A friend of mine recently asked for my opinion on this issue. His characters, who I have fallen in love with, are to be married and he was battling with the whole, “How much is too much?” debacle. I am no expert, but below I have put a link to what I had to say to him. I hope this helps some of you. Please feel free to add your own advice on this precarious  topic in the forum if any of my suggestions have come across a little limp. >:) Hehe. I couldn’t resist one more.

7 comments:

janelle said...

hehe, i love all your sex puns! i'm going over to brain sparkle to read your advice! :)

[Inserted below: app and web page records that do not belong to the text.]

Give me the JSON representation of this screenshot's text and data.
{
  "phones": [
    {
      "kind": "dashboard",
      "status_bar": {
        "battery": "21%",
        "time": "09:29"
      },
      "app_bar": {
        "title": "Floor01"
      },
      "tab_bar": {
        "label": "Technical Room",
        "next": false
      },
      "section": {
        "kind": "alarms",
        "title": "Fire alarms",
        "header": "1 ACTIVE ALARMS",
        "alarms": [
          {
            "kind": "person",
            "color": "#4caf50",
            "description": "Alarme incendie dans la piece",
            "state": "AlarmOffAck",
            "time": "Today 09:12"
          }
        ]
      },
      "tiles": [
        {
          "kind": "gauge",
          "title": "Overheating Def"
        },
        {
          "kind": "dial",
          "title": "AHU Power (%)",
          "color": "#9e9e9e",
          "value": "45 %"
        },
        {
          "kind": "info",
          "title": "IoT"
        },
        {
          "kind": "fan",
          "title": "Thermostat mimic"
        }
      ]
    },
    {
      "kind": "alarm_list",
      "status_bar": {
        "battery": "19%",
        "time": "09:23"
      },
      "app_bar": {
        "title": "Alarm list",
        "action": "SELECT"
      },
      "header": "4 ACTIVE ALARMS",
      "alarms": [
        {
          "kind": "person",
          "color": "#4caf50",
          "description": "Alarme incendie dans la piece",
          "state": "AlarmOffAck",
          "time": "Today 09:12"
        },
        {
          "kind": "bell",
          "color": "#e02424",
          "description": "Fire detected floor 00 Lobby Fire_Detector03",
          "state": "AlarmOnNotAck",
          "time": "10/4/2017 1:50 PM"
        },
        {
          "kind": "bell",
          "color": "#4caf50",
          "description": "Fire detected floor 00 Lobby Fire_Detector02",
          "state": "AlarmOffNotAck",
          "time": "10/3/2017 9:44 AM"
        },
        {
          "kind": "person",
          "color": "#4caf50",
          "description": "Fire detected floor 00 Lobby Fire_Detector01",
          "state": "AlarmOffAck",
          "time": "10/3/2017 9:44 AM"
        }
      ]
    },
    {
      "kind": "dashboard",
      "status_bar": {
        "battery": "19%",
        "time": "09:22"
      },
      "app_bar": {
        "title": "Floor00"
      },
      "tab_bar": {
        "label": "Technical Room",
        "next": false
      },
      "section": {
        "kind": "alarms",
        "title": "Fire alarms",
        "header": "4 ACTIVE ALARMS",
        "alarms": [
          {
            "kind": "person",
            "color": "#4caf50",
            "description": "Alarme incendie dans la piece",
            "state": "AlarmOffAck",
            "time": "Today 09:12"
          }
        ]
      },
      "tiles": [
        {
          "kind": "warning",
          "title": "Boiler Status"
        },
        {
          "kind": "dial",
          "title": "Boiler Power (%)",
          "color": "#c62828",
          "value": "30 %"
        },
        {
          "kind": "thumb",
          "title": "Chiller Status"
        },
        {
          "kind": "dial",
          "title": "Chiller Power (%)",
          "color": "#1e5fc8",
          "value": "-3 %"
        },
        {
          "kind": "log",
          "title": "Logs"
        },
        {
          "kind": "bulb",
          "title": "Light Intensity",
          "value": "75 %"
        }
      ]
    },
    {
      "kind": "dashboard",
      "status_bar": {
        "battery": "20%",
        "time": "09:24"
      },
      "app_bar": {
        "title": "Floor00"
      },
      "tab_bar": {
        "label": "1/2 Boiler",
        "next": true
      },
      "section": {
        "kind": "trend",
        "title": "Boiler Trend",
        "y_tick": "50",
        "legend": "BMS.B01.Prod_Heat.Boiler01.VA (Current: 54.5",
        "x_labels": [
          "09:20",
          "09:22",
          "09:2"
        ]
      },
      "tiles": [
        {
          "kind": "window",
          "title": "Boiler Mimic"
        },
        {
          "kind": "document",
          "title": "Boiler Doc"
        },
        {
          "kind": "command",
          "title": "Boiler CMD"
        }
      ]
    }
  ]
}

Roxie said...

Hi, I'm a new reader. :)

Glad you wrote about this. I've been contemplating writing a sex scene between the two characters in my WIP, but I don't want it to sound cheesy or - worse yet - "inexperienced". Great advice on brain sparkle. :)

Cara R. Olsen said...

Lol. Thank you, Janelle! You know how much fun I had coming up with those.

Hi Roxie!

Thank you. So glad you found the post helpful! Feel free to post advice or ask any other struggles/questions/tips in the forum.
It's for everyone to use!

Kristin Yuki said...

Hahaha! Your picture made me laugh!
A) Soo sweet stick figures!
B) "Rawrrr! SWEET AS IN EAT YO FACE NOMNOMNOM" Lol.

Back on topic, I totally agree with Roxie! I've never written a sex scene or have even tried to, but -- if I intended to-- it would probably be one of the last bits I did write. Not only is it intimidating, but I'd have to know the characters really, really well. They would make it work or not, make it meaningful or make it meaningless...ultimately, they would be the ones making the decision, not moi.

It depends a lot on context as well? "Like Water For Chocolate" has many a steamy & vivid page, but I feel it all fits so perfectly into the plot, setting, and theme that said scenes would be missed.

Cara R. Olsen said...

Lol. Kristin, you are too funny. I love how you compartmentalize. A), B) Ha! There IS a legal assistant in you!

Ooo... I haven't read "Like Water for Chocolate". I will have to check into that one :)

CloudyKim said...

Hahaha, I've written a scene like that. Ask me about how that happened later ;) Hahaha.

I think it is important to know your characters well, because timing seems to have a lot to do with it. I think that any time two characters become intimate - whether it's hand-holding, a hug, a kiss - you, as the writer, should take those small actions seriously. They do matter, and you may find that you're comfortable enough with those actions alone - and your readers are satisfied.

And as far as the actual sex scene goes, I'd rather see something than have the door slammed on my face. Since you used the heart monitor metaphor, I'll piggy back off of it and say with the door-slamming, it's like someone ripped the monitor right off of me, haha!

Ree Vera said...

Ha! Sex scenes in books are something I hate to see ruined. I love reading romance. I WRITE romance. So to read a bad one...ugh. Makes me want to pull my hair out. My biggest peeve? When authors 'prettify' it. If the book is YA or just soft romance..ok, fine. I get that. What I don't get is when the book is romance (perhaps not erotica but close enough) and then things like: "She grabbed his member.."
Um no. Just no. I say let's call it what it is. I wrote a blog post about this and basically I feel that if you're gonna write a sex scene...write the sex scene. Don't beat around the bush. (haha no pun intended) Sex is dirty. Hot. So let it be so! Great post! :D